The movements that you feel will usually be concentrated in a few areas as your baby cannot readily change position. Although the character of these movements will have changed, you should still experience many movements each day.
As you’re heading into the final week, you’re bound to feel a little anxious, but hopefully excited, too.
It’s normal to feel a little jittery about your impending labour, especially if it’s your first baby. Try not to keep your feelings bottled up: share anxieties with your partner, as you might find he’s in need of reassurance, too. If you have specific concerns, call your midwife. She’ll be used to handling these worries and will be able to put your mind at rest. Find ways to occupy your mind, even if it’s just doing crosswords, as this will stop you fretting.
You’re in it together and will need each other more than ever in these final two weeks.
There is so much variation in the time taken to complete the first stage of labour that for one pregnancy a woman might be in labour for days, whereas for a subsequent labour it might be a matter of hours.
As your partner’s primary support, you have the difficult job of trying to take charge, exude calm, and give emotional and practical support. Don’t hesitate to call the midwife for advice – a short discussion with her may help you to gauge how far through the first stage your partner has progressed. You must allow plenty of time to get to the hospital and you should be familiar with the route well beforehand.

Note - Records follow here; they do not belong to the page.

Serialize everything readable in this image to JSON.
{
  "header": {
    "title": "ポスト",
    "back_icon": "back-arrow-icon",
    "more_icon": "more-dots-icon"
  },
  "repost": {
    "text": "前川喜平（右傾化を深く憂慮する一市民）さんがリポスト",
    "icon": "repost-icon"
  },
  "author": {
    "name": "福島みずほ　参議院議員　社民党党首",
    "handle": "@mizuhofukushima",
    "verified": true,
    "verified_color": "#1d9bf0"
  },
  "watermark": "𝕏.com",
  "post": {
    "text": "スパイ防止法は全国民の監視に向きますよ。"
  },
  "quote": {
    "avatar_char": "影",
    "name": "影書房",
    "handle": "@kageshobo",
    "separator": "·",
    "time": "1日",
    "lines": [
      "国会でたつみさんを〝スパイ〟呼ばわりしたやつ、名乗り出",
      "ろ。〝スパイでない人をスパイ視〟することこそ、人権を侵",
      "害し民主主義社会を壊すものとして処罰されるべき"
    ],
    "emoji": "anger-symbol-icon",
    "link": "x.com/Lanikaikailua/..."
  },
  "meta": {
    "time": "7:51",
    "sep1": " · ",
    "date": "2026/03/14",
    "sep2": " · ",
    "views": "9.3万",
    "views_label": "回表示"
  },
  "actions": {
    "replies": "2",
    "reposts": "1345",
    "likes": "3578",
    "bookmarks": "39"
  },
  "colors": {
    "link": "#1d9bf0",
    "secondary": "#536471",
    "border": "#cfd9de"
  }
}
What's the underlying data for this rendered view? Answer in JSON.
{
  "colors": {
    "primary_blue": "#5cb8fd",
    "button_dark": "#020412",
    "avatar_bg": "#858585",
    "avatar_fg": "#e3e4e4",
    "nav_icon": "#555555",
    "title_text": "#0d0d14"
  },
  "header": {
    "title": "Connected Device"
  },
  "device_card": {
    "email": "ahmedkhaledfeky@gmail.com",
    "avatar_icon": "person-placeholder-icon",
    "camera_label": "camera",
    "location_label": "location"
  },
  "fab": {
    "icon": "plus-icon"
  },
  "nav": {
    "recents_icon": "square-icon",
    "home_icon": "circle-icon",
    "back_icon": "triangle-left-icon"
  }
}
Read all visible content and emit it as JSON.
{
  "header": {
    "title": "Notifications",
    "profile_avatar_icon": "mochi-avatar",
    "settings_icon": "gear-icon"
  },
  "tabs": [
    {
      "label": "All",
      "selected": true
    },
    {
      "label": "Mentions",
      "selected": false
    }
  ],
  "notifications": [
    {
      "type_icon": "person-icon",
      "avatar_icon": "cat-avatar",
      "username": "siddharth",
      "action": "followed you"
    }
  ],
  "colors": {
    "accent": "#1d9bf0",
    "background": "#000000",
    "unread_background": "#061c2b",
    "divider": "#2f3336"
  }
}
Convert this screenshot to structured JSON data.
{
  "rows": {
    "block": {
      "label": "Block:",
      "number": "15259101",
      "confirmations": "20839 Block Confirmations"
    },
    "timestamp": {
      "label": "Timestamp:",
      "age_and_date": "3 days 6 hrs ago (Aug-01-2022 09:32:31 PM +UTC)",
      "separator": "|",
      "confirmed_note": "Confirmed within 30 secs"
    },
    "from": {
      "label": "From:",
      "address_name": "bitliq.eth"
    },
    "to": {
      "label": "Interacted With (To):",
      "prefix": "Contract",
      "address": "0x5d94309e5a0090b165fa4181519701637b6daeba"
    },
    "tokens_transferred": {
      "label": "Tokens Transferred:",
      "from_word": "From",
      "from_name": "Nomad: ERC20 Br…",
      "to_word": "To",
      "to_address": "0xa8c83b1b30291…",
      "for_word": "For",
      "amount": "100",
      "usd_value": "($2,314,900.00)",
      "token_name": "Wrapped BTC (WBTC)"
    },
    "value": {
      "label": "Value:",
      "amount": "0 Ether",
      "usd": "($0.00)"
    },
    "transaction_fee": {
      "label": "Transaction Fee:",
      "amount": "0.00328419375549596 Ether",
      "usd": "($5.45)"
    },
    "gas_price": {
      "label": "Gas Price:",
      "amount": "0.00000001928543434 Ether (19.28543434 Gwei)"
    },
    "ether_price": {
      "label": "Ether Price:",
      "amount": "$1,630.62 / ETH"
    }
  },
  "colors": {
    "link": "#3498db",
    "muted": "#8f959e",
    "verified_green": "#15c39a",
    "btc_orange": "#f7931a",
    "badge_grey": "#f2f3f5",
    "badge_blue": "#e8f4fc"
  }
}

There may be periods when your partner is not lucid, but you will know what she wants better than anyone else. It’s therefore your role to advocate for her and to engage with medical staff when she can’t do so herself. You’ll also know how to reassure and encourage your partner in the right way.
You’ll need to support her in whatever position she chooses to use during the second stage – when she’s delivering the baby – and provide lots of encouragement. In the third stage, once the baby is born, you may cut the cord and might be holding your new baby while the placenta is delivered.
What are the signs that it’s too late to go to the hospital?
Generally speaking, if you’re having an uncontrollable urge to push, then that’s the point where it may be too late to reach the hospital before your delivery. If you do find yourself in this situation, contact your local maternity unit who will arrange for paramedics to attend you for the delivery of the baby. They will also ask an on-call midwife to attend the birth (although the paramedics might get there first). Or you can contact the emergency ambulance services yourself.
| Aug 07, 2017
There is variation in my ultrasound report which shows 35 weeks 3 days pregnancy, where as as per my due date 15 Aug my foetus age is 38 weeks 6 days?why is it so?
Some custom error
Some custom error